> Saved data entries:
/---

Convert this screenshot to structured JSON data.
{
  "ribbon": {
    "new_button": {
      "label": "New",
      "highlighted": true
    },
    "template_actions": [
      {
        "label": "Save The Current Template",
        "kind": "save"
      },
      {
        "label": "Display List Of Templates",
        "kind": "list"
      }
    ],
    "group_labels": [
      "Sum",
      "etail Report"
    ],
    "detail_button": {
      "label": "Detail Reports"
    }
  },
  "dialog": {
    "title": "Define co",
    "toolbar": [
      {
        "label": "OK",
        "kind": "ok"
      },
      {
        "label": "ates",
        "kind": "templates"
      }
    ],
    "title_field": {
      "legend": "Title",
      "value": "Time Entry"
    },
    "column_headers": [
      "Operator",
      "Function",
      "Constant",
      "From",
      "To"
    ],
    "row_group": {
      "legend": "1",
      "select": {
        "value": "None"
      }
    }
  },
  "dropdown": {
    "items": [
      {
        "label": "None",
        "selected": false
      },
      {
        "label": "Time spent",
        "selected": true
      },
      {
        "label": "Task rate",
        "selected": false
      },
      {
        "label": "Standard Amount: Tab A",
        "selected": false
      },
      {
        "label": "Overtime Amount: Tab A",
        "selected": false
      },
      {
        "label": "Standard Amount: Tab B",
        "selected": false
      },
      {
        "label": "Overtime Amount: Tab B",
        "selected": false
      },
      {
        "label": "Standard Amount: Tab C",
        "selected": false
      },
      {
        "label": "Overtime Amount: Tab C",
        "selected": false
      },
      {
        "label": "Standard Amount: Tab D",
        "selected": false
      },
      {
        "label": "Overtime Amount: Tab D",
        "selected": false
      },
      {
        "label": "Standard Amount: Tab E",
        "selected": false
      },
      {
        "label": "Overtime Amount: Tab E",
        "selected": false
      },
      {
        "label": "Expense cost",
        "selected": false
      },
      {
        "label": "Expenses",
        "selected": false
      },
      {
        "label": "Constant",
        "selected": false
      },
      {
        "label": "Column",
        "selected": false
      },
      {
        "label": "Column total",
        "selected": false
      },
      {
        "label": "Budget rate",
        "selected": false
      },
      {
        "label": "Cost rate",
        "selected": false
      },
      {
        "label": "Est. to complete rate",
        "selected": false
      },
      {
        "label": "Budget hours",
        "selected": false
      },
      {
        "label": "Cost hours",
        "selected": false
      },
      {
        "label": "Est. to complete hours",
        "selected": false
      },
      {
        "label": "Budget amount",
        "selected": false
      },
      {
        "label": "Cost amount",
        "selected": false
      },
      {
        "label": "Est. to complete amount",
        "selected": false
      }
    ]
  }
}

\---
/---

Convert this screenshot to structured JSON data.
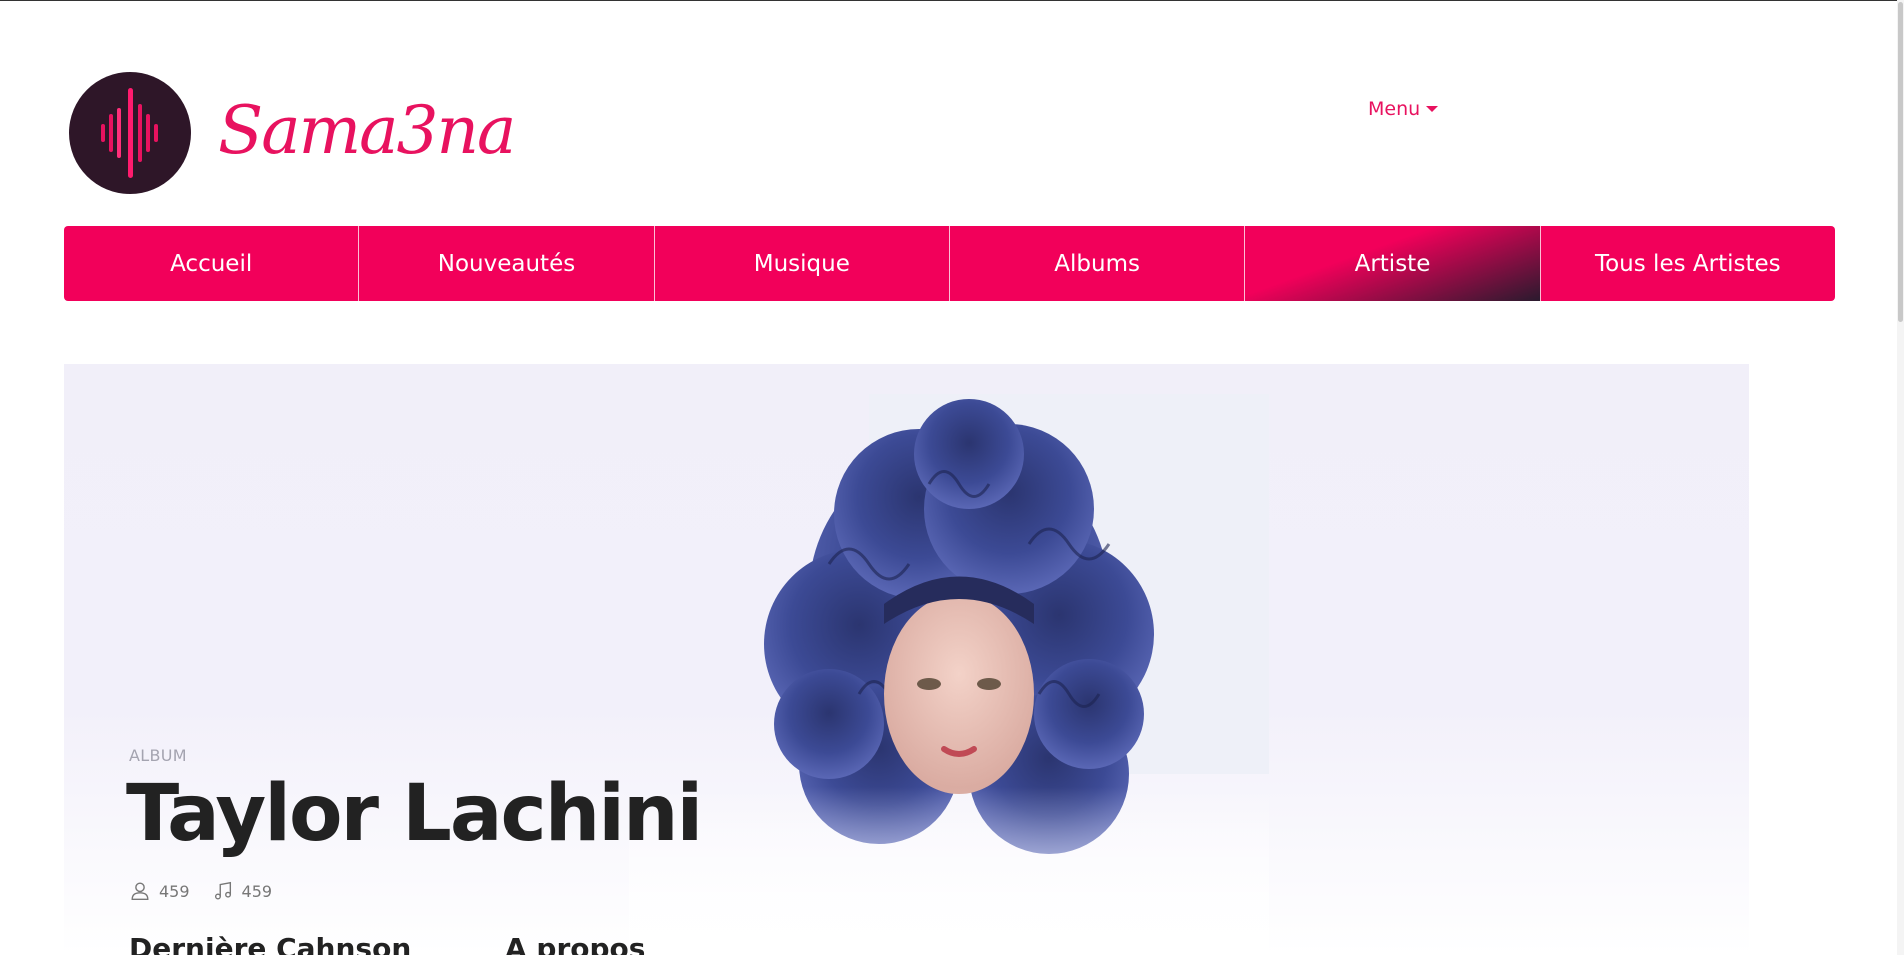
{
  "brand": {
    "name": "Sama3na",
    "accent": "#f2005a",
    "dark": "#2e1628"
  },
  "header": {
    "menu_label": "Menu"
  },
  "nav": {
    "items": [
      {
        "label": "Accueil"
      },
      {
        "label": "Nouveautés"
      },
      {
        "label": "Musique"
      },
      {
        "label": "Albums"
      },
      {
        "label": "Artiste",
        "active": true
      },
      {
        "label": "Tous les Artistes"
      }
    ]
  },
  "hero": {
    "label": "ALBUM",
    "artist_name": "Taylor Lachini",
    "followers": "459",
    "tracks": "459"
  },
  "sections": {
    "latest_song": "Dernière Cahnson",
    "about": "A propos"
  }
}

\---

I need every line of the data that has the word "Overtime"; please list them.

        "label": "Overtime Amount: Tab A",
        "label": "Overtime Amount: Tab B",
        "label": "Overtime Amount: Tab C",
        "label": "Overtime Amount: Tab D",
        "label": "Overtime Amount: Tab E",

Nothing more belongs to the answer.